To make the proposed redevelopment worse, sewers are being permitted for service to all construction on the site. The Mayor has stated that septic systems cause pollution. Yes, failed systems can cause pollution but properly located, installed and used systems are not a problem. The many failures that occurred in the past were the result of a lack of enforcement of the related laws. It is my understanding that the lack of enforcement is a thing of past. In addition, I wrote a paper that I offered to the public in 2010 to explain a low cost addition to systems that is common in most states around the country and corrects the most common cause of failure of a properly constructed system. It is also a FACT that we are headed for a shortage of drinking water. The water company already limits its use in the Fall of the year. Septic systems return all water that we use to the earth where nature treats it and makes it available for reuse. Sewers pump it into the ocean. When approval to service the building with sewers was granted, it was stipulated that the service was for the building only. Sewer service sounds good if you ignore the longer term impact on the availability of our potable water supply but is a very serious negative, long term. Our Township Committee seems interested only in the short term.
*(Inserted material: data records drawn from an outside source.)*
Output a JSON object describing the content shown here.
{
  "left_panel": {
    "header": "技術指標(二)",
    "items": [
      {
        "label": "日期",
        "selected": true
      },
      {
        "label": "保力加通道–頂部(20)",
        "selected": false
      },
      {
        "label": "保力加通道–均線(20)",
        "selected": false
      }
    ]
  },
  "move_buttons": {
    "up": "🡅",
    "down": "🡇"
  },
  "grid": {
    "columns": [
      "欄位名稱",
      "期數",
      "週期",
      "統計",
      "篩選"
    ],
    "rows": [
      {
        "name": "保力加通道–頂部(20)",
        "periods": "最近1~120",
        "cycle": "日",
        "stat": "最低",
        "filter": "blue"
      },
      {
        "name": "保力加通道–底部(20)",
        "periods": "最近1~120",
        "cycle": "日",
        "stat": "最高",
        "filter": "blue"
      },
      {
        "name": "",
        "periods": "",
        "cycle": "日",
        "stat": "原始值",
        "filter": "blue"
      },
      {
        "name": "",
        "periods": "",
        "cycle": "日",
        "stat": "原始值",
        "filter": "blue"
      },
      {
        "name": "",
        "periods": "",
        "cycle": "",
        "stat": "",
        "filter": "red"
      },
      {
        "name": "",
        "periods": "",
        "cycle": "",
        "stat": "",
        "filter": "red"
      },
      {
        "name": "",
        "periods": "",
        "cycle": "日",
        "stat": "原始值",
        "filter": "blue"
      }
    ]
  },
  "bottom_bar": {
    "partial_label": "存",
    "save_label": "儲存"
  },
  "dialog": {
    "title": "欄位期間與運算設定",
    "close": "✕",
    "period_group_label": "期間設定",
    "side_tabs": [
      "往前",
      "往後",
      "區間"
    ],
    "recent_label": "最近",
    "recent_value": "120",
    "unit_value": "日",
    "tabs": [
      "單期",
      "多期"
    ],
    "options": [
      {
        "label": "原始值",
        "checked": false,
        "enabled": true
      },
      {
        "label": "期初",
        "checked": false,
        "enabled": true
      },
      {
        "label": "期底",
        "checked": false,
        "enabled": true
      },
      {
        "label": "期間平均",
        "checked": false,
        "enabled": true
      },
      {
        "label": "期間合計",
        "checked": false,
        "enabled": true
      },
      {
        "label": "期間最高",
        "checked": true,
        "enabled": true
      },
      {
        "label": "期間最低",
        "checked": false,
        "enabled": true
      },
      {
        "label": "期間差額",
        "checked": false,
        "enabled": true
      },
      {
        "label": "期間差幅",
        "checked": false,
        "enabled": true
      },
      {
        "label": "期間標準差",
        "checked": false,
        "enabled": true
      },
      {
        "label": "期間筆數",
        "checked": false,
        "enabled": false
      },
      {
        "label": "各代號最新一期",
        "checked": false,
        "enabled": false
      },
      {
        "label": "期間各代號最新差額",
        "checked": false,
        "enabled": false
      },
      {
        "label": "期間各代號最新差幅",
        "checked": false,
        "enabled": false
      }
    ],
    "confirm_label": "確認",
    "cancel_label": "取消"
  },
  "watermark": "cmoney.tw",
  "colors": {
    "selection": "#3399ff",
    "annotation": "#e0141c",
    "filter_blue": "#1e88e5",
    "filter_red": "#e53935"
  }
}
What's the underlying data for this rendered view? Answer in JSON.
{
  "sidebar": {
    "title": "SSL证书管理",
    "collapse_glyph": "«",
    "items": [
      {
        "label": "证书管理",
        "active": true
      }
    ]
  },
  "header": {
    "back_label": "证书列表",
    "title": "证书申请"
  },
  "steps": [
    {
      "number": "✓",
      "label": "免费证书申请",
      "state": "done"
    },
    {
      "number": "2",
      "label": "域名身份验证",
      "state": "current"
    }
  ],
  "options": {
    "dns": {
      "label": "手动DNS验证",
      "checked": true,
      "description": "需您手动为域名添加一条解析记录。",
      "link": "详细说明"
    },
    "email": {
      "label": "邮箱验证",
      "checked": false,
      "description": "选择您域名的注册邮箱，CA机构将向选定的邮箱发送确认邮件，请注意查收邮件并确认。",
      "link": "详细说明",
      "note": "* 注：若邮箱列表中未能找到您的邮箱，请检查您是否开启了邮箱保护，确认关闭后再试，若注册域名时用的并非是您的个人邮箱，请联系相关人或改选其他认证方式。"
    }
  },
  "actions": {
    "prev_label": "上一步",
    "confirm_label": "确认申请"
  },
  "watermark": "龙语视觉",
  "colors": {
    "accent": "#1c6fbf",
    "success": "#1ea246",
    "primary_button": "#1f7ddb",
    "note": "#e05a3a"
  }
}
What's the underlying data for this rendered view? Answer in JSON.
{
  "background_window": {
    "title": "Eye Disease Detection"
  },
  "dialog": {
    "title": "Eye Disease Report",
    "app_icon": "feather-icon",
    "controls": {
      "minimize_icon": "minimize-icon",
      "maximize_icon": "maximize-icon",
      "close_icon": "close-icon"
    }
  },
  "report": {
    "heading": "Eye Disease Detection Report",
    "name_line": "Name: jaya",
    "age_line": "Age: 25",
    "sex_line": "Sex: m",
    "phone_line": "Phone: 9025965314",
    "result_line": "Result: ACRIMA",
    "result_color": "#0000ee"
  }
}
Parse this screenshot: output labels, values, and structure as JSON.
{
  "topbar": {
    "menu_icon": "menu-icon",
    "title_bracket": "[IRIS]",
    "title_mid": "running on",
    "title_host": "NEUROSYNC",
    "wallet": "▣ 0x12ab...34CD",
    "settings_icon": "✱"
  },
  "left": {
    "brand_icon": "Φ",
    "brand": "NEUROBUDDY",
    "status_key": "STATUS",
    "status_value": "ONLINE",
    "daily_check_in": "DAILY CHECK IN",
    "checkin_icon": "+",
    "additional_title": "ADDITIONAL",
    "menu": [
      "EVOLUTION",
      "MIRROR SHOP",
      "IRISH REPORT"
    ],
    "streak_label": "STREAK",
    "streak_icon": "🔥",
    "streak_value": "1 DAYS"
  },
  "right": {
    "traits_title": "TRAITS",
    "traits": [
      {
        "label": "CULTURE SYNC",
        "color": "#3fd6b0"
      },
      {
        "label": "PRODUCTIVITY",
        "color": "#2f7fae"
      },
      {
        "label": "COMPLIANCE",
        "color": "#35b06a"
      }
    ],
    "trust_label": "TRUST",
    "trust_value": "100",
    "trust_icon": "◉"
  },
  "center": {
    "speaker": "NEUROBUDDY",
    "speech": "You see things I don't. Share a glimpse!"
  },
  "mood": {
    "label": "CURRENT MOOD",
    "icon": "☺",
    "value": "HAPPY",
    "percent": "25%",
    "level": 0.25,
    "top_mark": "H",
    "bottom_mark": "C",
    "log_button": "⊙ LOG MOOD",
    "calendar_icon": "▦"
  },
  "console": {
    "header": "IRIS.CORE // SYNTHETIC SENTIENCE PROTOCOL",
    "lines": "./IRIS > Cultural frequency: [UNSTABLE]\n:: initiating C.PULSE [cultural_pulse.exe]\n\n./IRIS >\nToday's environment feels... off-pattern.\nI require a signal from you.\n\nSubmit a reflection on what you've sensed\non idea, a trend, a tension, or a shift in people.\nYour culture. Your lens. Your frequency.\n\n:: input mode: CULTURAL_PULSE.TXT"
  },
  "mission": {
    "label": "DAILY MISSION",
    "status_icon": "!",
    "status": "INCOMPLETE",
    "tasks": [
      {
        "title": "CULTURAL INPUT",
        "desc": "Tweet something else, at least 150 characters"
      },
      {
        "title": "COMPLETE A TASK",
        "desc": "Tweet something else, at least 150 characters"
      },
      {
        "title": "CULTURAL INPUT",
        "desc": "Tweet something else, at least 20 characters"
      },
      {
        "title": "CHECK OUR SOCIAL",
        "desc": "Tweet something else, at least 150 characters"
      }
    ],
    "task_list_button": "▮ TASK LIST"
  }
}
The real problem is our Township Committee, and its decision several years ago to introduce a Redevelopment Plan, which takes away the requirement to conform to our Zoning Ordinance including all provisions of the law requiring notification of residents and public hearings. When the Township Committee said nothing when their Planner said the proposal was consistent with our Master Plan, it was clear that we were headed for a dramatic degradation of our rural character and property values that many of us had worked hard to preserve. I chaired our Planning Board from 1966 through 1970 and, in my day, her words would have been her last as Holmdel’s Planner. I learned, often the hard way, to be careful what you believe from your so called professionals.
Our Mayor is quoted, in the referenced article, as saying "Believe me, we are not sleeping on this, we have four lawyers and a team of engineers on the project." Why do we need 4 lawyers? One lawyer is usually too many. And why hasn’t the team of engineers contributed traffic estimates? And what have they said about the causes of septic problems in the past?